[Exercise aim] Using the listing below, report each line holding the string "heading".

┄┄┄┄┄┄┄┄┄┄

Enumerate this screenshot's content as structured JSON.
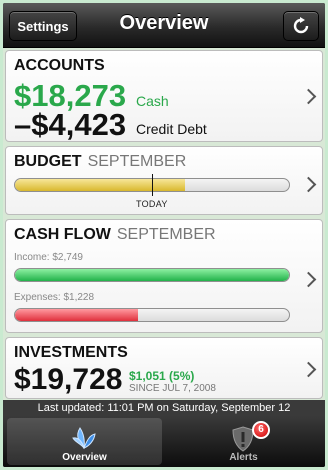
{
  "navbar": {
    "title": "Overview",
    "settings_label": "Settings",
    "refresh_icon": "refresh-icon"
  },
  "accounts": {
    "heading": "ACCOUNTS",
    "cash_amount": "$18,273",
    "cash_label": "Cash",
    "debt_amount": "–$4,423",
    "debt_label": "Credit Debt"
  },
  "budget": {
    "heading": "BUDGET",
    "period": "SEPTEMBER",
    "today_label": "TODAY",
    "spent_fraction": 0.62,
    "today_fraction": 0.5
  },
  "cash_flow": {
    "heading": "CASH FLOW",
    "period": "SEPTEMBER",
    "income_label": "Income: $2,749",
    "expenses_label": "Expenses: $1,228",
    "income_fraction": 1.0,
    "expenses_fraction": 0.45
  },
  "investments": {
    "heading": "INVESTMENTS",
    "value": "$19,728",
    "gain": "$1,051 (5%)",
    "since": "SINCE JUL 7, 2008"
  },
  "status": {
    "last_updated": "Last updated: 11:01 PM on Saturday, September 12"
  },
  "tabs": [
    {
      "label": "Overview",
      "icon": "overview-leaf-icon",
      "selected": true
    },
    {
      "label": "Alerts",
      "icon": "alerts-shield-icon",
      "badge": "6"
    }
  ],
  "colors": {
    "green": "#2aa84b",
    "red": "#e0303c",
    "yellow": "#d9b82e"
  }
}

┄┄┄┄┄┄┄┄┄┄

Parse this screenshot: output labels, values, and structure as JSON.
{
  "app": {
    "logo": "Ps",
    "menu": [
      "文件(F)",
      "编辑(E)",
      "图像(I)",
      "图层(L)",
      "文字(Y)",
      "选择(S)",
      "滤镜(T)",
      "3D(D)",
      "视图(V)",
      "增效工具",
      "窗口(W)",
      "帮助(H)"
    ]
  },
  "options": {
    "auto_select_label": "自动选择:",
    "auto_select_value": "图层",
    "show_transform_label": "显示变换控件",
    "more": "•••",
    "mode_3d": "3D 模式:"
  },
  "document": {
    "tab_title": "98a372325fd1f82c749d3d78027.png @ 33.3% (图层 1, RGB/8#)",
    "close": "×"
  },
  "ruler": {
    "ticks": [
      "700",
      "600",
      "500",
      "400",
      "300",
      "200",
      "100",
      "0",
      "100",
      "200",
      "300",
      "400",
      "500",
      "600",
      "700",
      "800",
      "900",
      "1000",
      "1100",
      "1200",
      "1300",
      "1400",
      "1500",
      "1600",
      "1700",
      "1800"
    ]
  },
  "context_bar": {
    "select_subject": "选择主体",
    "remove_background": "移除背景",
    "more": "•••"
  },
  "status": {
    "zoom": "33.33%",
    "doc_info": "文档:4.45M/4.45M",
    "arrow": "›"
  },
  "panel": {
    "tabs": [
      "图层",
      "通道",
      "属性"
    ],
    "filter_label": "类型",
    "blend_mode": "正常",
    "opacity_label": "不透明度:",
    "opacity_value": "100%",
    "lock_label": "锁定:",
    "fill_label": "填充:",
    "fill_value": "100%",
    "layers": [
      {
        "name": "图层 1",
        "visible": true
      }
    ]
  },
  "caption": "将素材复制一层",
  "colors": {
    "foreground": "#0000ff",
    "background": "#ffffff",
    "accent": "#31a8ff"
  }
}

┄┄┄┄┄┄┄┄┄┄

[Output for this task]
    "heading": "ACCOUNTS",
    "heading": "BUDGET",
    "heading": "CASH FLOW",
    "heading": "INVESTMENTS",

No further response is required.